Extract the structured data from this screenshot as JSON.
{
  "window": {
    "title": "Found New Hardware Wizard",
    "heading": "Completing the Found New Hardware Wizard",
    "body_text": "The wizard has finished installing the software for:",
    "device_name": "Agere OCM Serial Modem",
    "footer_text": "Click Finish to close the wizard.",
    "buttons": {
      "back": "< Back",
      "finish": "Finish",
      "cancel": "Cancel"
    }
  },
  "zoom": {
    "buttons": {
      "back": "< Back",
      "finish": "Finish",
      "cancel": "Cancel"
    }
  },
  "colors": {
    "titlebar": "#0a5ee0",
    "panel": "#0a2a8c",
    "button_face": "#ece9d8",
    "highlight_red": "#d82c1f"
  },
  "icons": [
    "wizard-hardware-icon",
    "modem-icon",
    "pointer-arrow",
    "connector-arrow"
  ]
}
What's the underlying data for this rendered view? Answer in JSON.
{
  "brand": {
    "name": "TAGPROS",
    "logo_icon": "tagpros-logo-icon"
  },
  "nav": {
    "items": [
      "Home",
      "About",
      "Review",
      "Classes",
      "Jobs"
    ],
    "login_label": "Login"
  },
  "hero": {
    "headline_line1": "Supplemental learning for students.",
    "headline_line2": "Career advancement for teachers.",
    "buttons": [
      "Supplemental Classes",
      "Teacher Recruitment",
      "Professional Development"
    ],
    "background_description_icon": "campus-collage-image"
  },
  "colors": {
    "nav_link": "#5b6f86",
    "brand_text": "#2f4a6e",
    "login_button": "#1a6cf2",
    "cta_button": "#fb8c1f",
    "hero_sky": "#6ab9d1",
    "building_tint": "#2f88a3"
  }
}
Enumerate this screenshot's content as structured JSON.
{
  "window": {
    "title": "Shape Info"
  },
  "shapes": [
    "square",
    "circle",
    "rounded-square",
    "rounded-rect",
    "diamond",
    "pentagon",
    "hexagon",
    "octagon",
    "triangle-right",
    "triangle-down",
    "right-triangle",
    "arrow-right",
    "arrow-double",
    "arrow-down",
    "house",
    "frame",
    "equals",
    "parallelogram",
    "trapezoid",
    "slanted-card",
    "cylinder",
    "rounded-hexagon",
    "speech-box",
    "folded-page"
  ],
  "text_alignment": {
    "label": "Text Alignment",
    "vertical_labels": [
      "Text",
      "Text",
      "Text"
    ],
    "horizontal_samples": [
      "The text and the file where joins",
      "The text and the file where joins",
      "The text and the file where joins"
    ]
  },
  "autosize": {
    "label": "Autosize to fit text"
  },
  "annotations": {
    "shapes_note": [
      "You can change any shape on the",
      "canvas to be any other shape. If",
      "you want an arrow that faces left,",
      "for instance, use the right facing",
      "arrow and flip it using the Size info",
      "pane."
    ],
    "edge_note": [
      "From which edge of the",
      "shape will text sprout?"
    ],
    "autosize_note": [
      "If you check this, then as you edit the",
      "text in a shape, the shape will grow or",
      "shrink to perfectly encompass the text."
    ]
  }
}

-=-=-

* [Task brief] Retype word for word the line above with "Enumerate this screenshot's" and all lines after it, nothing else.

* [Reply]
Enumerate this screenshot's content as structured JSON.
{
  "window": {
    "title": "Shape Info"
  },
  "shapes": [
    "square",
    "circle",
    "rounded-square",
    "rounded-rect",
    "diamond",
    "pentagon",
    "hexagon",
    "octagon",
    "triangle-right",
    "triangle-down",
    "right-triangle",
    "arrow-right",
    "arrow-double",
    "arrow-down",
    "house",
    "frame",
    "equals",
    "parallelogram",
    "trapezoid",
    "slanted-card",
    "cylinder",
    "rounded-hexagon",
    "speech-box",
    "folded-page"
  ],
  "text_alignment": {
    "label": "Text Alignment",
    "vertical_labels": [
      "Text",
      "Text",
      "Text"
    ],
    "horizontal_samples": [
      "The text and the file where joins",
      "The text and the file where joins",
      "The text and the file where joins"
    ]
  },
  "autosize": {
    "label": "Autosize to fit text"
  },
  "annotations": {
    "shapes_note": [
      "You can change any shape on the",
      "canvas to be any other shape. If",
      "you want an arrow that faces left,",
      "for instance, use the right facing",
      "arrow and flip it using the Size info",
      "pane."
    ],
    "edge_note": [
      "From which edge of the",
      "shape will text sprout?"
    ],
    "autosize_note": [
      "If you check this, then as you edit the",
      "text in a shape, the shape will grow or",
      "shrink to perfectly encompass the text."
    ]
  }
}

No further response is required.